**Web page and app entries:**
========
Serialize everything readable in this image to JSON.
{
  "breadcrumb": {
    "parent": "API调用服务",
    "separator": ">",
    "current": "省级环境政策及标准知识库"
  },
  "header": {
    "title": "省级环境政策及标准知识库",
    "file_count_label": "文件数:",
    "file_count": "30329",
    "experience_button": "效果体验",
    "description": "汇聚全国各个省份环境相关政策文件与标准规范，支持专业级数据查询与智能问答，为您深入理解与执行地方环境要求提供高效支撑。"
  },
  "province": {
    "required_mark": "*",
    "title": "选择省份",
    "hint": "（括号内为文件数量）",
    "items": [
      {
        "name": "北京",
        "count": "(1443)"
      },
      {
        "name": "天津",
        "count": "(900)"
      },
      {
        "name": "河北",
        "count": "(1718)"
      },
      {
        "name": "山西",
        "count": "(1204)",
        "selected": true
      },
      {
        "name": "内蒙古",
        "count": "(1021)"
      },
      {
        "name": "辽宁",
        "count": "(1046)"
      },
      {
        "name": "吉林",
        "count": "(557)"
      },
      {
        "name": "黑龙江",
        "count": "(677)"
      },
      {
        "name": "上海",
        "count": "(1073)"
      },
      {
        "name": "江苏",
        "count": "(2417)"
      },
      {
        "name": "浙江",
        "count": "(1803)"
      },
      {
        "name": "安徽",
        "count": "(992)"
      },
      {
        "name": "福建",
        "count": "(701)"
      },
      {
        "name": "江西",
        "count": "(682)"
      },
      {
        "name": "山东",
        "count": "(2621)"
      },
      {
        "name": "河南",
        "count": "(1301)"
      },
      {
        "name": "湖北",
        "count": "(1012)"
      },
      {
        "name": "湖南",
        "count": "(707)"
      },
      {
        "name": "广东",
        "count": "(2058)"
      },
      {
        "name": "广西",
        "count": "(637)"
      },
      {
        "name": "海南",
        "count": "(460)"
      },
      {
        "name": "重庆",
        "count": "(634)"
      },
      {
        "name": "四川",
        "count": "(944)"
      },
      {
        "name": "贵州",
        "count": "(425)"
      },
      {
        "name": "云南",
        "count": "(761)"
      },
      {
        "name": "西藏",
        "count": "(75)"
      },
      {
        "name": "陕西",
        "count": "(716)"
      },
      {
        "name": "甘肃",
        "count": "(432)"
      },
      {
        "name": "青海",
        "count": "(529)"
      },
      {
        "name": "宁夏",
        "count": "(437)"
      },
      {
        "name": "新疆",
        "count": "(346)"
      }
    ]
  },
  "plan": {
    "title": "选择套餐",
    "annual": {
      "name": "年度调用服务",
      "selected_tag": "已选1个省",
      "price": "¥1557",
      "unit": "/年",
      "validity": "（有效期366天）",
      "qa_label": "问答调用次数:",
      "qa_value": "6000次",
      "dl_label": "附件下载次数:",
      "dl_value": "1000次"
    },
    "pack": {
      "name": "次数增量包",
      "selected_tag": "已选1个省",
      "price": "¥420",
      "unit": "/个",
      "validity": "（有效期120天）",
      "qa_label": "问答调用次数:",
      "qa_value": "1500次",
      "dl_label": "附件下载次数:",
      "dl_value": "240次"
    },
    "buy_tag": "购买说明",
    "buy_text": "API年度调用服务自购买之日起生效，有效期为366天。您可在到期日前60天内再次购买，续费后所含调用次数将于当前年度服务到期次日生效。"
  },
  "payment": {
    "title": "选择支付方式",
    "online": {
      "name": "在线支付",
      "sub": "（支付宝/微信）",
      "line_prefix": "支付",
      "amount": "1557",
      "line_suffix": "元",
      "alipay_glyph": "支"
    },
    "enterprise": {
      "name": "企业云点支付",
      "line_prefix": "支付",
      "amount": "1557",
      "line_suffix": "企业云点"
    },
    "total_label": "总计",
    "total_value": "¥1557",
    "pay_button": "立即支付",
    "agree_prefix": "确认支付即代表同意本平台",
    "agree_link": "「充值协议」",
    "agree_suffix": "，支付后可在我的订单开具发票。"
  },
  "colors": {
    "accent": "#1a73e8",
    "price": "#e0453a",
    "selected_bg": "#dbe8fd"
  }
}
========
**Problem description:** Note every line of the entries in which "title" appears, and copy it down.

**Your response:**
    "title": "省级环境政策及标准知识库",
    "title": "选择省份",
    "title": "选择套餐",
    "title": "选择支付方式",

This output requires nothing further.